"This has been the best week since April 18," traders said on CNBC's "Fast Money" TV show.
Melissa Lee, in for Ratigan, asked the traders, "Is this what a market bottom looks like?"
Jeff Macke said, "Yes, this is a bottom; but is this THE bottom? Probably not." Financials with help from the government got us started on a small rally, but we will see very soon how this all plays out.
Najarian stated that
pushed into gear this week and
"took an impressive turn and suddenly they don't look quite so bad." That was incredible, and this week was a story of rotation, Najarian said.
Karen Finerman said that if "Fannie and Freddie can get the public markets to bail them out, it will be better for them." She advises that the government bailing them out will be bad for the stocks and hurt them in the end.
earnings, or lack there of, weren't bad, but were not that great either, Finerman added.
Joe Terranova added that the "banks just need time to unwind this credit crisis." They cant liquidate at this time, but expectations within the market are extremely low.
Najarian said that if you are looking for a way into the financials, take
Proshares Trust Ultra Financial
, or any of the ETFs, as these are the safest bet.
Macke said that the lesson of this week is, if you have been "through this kind of market, you should know that you have time." So, wait this out for the right time to buy.
Lee then moved the group on to crude, as it was down to $129 on the day.
Macke said, "We have broke some important support. The technical uptrend is gone." Lots of big traders are getting out, Macke said, as "the trend is broken, and you won't get rich fighting the trend."
Terranova added that "at this level, there is a lot of talk $80 oil, but this isn't necessarily true." However, there are definitely "ways to play this market as it goes lower."
Moving on to
, Najarian said that "every time you see a pullback in oil, GM and airline stocks will gain. That's the way to play oil right now." You have to keep an eye on these stocks and get in and get out quick, Najarian said.
Macke disagreed and said the stock is "still going bankrupt in the big picture."
Shifting gears, the traders moved on to tech stocks
. Najarian stated that Microsoft has done nothing this year, "but take a look at
, they are now what Microsoft once was." IBM seems to be doing things right, turning profits and acquisitions into something good, Najarian said.
Finerman says Microsoft looks good. At this valuation, "I would buy it here," she said.
Macke disagrees and stated that Microsoft "is a big dumb conglomerate that has done less with more."
Morgan Keegan analyst Bob Patten then joined the show to talk about the sudden rally in financials.
We would like to think this rally is sustainable, Patten said, but "this is the biggest government-induced financial short-squeeze we have ever seen." Earnings weren't that good, they were just "less bad," with all the major banks, he added.
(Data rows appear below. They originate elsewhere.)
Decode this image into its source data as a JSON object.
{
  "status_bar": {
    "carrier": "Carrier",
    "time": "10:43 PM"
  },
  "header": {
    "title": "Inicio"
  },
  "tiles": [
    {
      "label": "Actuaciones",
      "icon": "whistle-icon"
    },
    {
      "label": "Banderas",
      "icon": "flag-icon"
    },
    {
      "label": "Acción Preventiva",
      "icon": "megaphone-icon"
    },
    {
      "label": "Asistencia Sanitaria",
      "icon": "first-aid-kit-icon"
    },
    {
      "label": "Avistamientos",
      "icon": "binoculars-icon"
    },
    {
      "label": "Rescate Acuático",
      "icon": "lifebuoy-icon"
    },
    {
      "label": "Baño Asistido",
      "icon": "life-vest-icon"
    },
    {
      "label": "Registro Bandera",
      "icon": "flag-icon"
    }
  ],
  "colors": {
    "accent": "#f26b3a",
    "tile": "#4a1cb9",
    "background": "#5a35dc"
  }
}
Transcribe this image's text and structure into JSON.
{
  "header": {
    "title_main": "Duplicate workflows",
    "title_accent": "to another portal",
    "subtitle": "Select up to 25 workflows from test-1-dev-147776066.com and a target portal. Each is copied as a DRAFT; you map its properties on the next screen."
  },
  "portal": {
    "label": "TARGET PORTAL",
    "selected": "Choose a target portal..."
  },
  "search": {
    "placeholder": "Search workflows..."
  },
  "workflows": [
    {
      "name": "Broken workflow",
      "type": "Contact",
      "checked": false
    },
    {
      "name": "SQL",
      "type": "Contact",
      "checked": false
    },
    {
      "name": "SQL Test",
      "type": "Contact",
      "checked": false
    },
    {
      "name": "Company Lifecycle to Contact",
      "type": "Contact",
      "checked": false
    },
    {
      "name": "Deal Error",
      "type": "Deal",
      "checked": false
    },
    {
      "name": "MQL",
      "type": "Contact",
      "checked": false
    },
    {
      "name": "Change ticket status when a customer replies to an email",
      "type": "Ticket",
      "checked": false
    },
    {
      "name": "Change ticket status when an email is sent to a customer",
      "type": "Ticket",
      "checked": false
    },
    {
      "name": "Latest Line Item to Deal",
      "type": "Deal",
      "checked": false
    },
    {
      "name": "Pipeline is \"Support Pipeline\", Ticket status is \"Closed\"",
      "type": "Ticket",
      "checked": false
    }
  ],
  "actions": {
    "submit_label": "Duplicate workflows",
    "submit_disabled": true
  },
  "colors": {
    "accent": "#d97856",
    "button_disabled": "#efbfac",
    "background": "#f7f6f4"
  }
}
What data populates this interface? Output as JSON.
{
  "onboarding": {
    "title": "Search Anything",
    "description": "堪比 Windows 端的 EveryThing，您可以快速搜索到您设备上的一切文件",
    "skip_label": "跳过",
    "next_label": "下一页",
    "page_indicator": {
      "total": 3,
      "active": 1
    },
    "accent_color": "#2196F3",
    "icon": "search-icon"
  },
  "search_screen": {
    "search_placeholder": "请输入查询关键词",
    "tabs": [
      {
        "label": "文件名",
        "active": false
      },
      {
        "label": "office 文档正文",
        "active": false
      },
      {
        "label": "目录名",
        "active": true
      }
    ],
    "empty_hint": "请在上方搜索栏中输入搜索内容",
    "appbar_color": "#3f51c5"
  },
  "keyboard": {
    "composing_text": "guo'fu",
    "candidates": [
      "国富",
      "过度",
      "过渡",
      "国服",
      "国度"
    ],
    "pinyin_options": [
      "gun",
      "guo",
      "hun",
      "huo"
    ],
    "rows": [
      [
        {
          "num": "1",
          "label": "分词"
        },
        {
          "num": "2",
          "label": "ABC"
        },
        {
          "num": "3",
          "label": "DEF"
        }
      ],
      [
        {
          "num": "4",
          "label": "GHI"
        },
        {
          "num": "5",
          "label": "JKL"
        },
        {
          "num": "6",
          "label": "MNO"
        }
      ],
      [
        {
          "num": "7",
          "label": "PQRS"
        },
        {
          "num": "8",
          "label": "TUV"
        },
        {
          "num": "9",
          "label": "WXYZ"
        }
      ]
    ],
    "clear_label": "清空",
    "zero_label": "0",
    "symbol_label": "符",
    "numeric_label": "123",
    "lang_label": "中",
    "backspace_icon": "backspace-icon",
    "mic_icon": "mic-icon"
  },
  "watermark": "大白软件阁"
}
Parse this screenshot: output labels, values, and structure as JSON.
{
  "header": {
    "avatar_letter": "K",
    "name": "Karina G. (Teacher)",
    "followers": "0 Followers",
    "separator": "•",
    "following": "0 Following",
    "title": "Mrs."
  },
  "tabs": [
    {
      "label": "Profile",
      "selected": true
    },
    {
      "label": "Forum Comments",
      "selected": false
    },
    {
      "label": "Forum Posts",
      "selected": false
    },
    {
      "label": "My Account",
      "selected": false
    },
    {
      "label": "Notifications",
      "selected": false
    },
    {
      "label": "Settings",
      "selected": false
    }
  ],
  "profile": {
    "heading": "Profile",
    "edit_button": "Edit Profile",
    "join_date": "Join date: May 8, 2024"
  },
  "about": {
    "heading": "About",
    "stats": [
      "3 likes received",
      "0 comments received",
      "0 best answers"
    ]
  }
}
The shorts have been ridden all the way down, but we need housing to stabilize and this is just not happening. You cannot be long banks yet.
Switching over to
, Lee stated that the tech sector was pummeled today and asked whether Apple can save the tech sector.
Najarian said, Apple will likely beat expectations, but " what you really need to look at is
. It could be setting up to beat earnings and revenue. "Love them at $17 a share," he said. Coming back to Apple, Najarian added that smart phones are definitely hot right now "and Apple is in the driver's seat." I like going into these earnings, "given what Apple will probably say."
Within the energy sector the traders then discussed
Najarian said, "I like everyone who comes out in this sector and I like what's going on right now."
Macke warned that "you can trade them but you have to have an exit plan with these stocks right now." We have broken the upward trend and this "is very volatile market right now."
Discussing the future of Wall Street, Charlie Gasparino joined the show and was asked, "Will the independent investment bank survive right now?" No, they can't take on risk because they have been downgraded. They need to merge, but where are the banks to buy them right now? "Plus we are probably going to get some more writedowns from
Macke added that "the problem with the merging scenario, though, is that none of these banks will sell."
Gasparino believes "these three banks have no way to make money in the markets in the future" and they need to start looking for ways to take in more revenue.
Ending the show with movie theater stocks, the traders were joined by
CEO Alan Stock who said the economy has added fears to our sector, but we have never been stronger. "I am not sure why the stock has been depressed this summer. We have done surprisingly well and ticket sales are not down," Stock said. Movies have performed well. Regarding the family and fun movies, people just want to go see them. The price at the pump is not affecting our overall business, he added.
This article was written by a staff member of TheStreet.com.